In the Corsi and Context post linked above, I found that the difference between the best and worst first liners was about 20 goal difference. For the best and worst fourth liners, it was about 10 goal difference. It may well be that, given the minutes they play, it takes two goal difference from a first line to equal a standings point and five from a fourth line. I haven’t quantified this but there’s obviously going to be some sort of an effect like this at play.
I wouldn’t go so far as to say that this excuses Gazdic’s presence on the roster or that fourth lines are meaningless. The goals for and against that Gazdic’s on for still happen, he’s going to have a worse goal difference than the typical fourth liner and some of those goals are going to be meaningful. It’s just that the effect is smaller than the goals for/against would suggest though.
A second, potentially more critical issue, is the impact of a player like Gazdic on the other players on the team.
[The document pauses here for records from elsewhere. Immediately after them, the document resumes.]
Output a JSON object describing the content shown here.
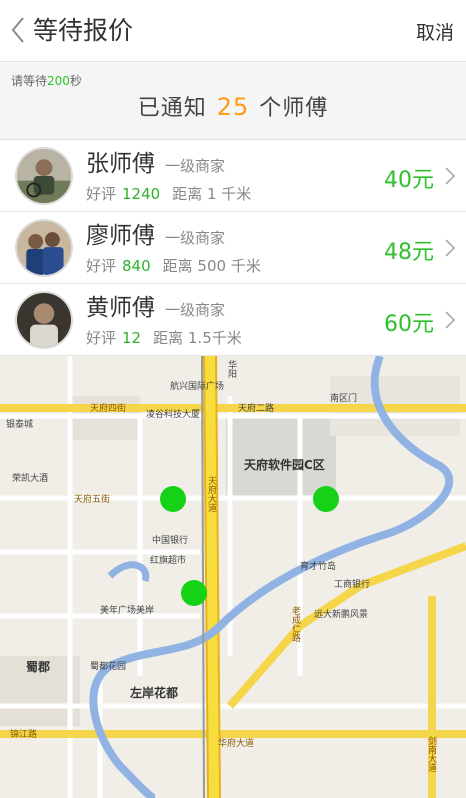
{
  "header": {
    "title": "等待报价",
    "cancel_label": "取消"
  },
  "wait": {
    "prefix": "请等待",
    "seconds": "200",
    "suffix": "秒"
  },
  "notify": {
    "prefix": "已通知",
    "count": "25",
    "suffix": "个师傅"
  },
  "masters": [
    {
      "name": "张师傅",
      "level": "一级商家",
      "review_label": "好评",
      "review_count": "1240",
      "distance": "距离 1 千米",
      "price": "40元"
    },
    {
      "name": "廖师傅",
      "level": "一级商家",
      "review_label": "好评",
      "review_count": "840",
      "distance": "距离 500 千米",
      "price": "48元"
    },
    {
      "name": "黄师傅",
      "level": "一级商家",
      "review_label": "好评",
      "review_count": "12",
      "distance": "距离 1.5千米",
      "price": "60元"
    }
  ],
  "map": {
    "labels": {
      "tfsc": "天府软件园C区",
      "tf4": "天府四街",
      "tf5": "天府五街",
      "tfdd": "天府大道",
      "tf2": "天府二路",
      "ylkj": "凌谷科技大厦",
      "zgyh": "中国银行",
      "hqcs": "红旗超市",
      "gsyh": "工商银行",
      "mnqzq": "美年广场美岸",
      "sdhd": "蜀都花园",
      "zahd": "左岸花都",
      "sj": "蜀郡",
      "ysj": "远大新鹏风景",
      "yhgc": "银泰城",
      "zhd": "华府大道",
      "lcrl": "老成仁路",
      "rbd": "荣凯大酒",
      "nqm": "南区门",
      "yczx": "育才竹岛",
      "hxgc": "航兴国际广场",
      "hsgd": "华阳",
      "xpm": "剑南大道",
      "jhr": "锦江路"
    }
  },
  "colors": {
    "accent_green": "#2fc02f",
    "count_orange": "#ff9b17",
    "pin": "#16d216"
  }
}
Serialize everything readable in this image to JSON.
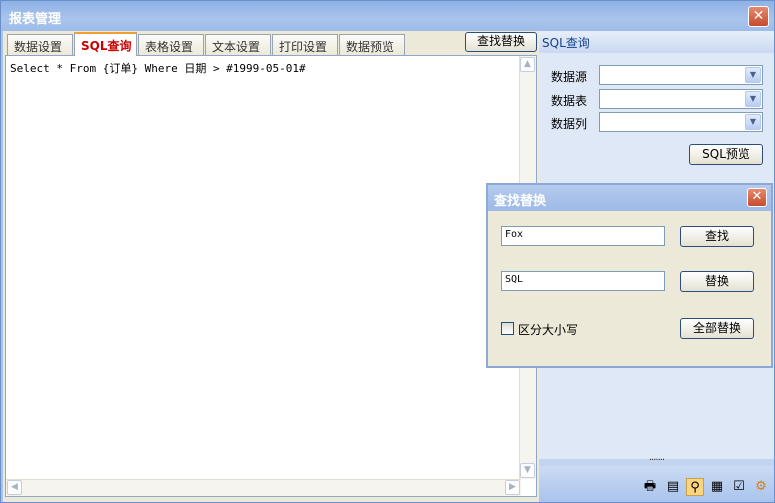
{
  "window": {
    "title": "报表管理"
  },
  "tabs": [
    {
      "label": "数据设置"
    },
    {
      "label": "SQL查询"
    },
    {
      "label": "表格设置"
    },
    {
      "label": "文本设置"
    },
    {
      "label": "打印设置"
    },
    {
      "label": "数据预览"
    }
  ],
  "toolbar": {
    "find_replace_label": "查找替换"
  },
  "editor": {
    "content": "Select * From {订单} Where 日期 > #1999-05-01#"
  },
  "sql_panel": {
    "header": "SQL查询",
    "fields": [
      {
        "label": "数据源",
        "value": ""
      },
      {
        "label": "数据表",
        "value": ""
      },
      {
        "label": "数据列",
        "value": ""
      }
    ],
    "preview_button": "SQL预览"
  },
  "find_dialog": {
    "title": "查找替换",
    "find_value": "Fox",
    "replace_value": "SQL",
    "find_button": "查找",
    "replace_button": "替换",
    "replace_all_button": "全部替换",
    "case_sensitive_label": "区分大小写",
    "case_sensitive_checked": false
  },
  "bottom_toolbar": {
    "icons": [
      "print-icon",
      "document-icon",
      "search-icon",
      "table-icon",
      "checklist-icon",
      "gear-icon"
    ],
    "active_icon": "search-icon"
  },
  "colors": {
    "accent": "#f0a030",
    "active_tab_text": "#cc0000",
    "title_bar": "#a9c4ec"
  }
}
We know that hockey players get fatigued, just like other athletes. There’s an interesting passage in a book I read last summer about soccer called The Numbers Game which discusses this:
To compound matters, players do not usually want to be removed unless they are injured. They are experts at making a manager believe they have plenty more to give, which makes judging their performance levels even more tricky…
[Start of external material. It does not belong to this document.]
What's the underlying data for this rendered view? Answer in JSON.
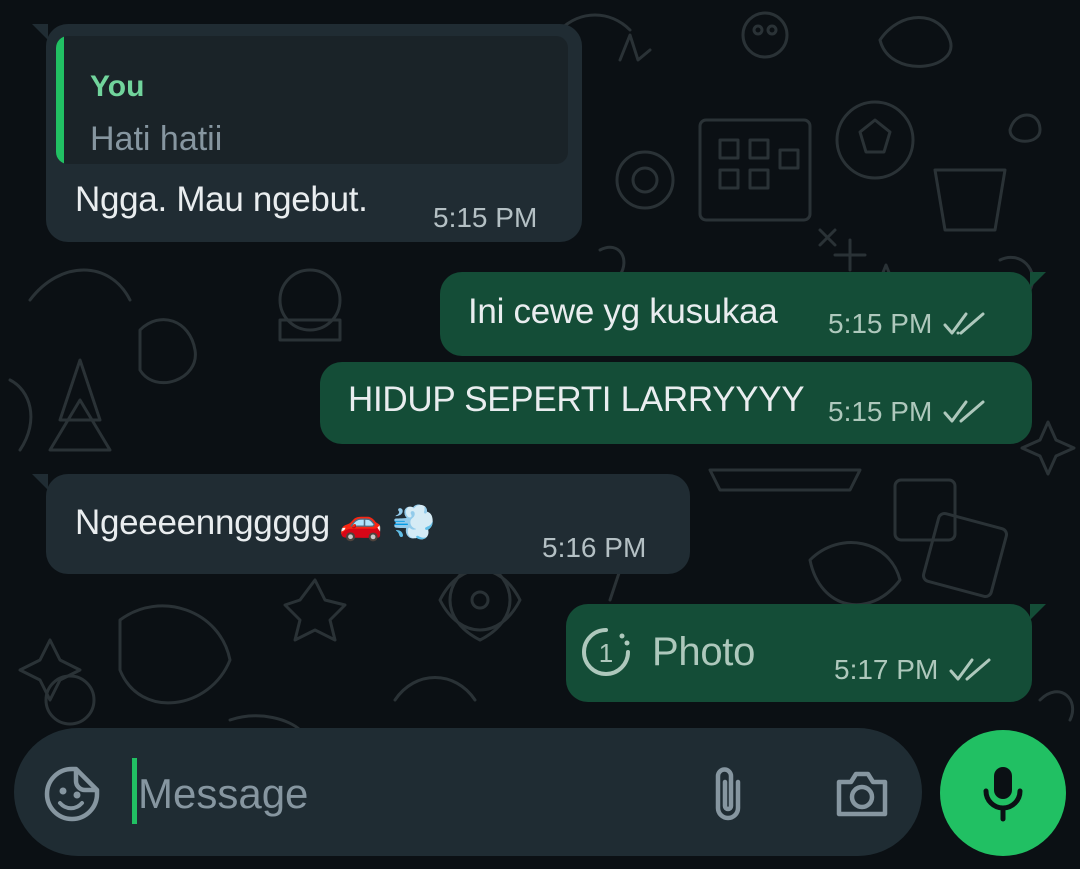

…another study coauthored by Carling that looked at players’ work-rates after a teammate had been sent off shows that soccer players are experts at pacing themselves and operating at less than full capacity.
As a result, fatigue may not show up in their average workrate, it may not be visible from the dugout. Instead, it shows up when they try to go from the 90 percent capacity they are operating at to the 95 percent they need to stretch for a tackle or to leap for a header. Early in the game, they can do this easily. Later, when they are pacing themselves, reaching the required capacity is no longer possible.
Hockey’s obviously not perfectly analogous to soccer, even if it’s more alike than a lot of people realize. That said, hockey’s substitution patterns seem a little haphazard, with teams all over the map in terms of how much they play players. I suspect that there is an impact to playing a guy twenty minutes a night versus playing him sixteen minutes; it’s just a question of whether any degradation in play is outweighed by playing your Jordan Eberle instead of your Luke Gazdic.
These aren’t necessarily easy questions. A lot of them kind of require blending hard data with your own subjective judgments about things. If it was me, I’d have a fourth line full of guys who were hockey players first and I’d invest some resources into investigating things like whether teams that have fourth lines that can play, like Boston, get better results from their first, second and third lines later in games. I suspect that they do. I don’t think that I’d give away something in terms of on-ice performance to have a guy who can knock people out.
Evidence is evidence though and if you’re going to have this discussion, you have to acknowledge what the data says. The impact of having Gazdic on the roster, in terms of wins and losses related to the goals for and against when he’s on the ice, is smaller than those of us who pay attention to the data would think.Email Tyler Dellow at email@example.com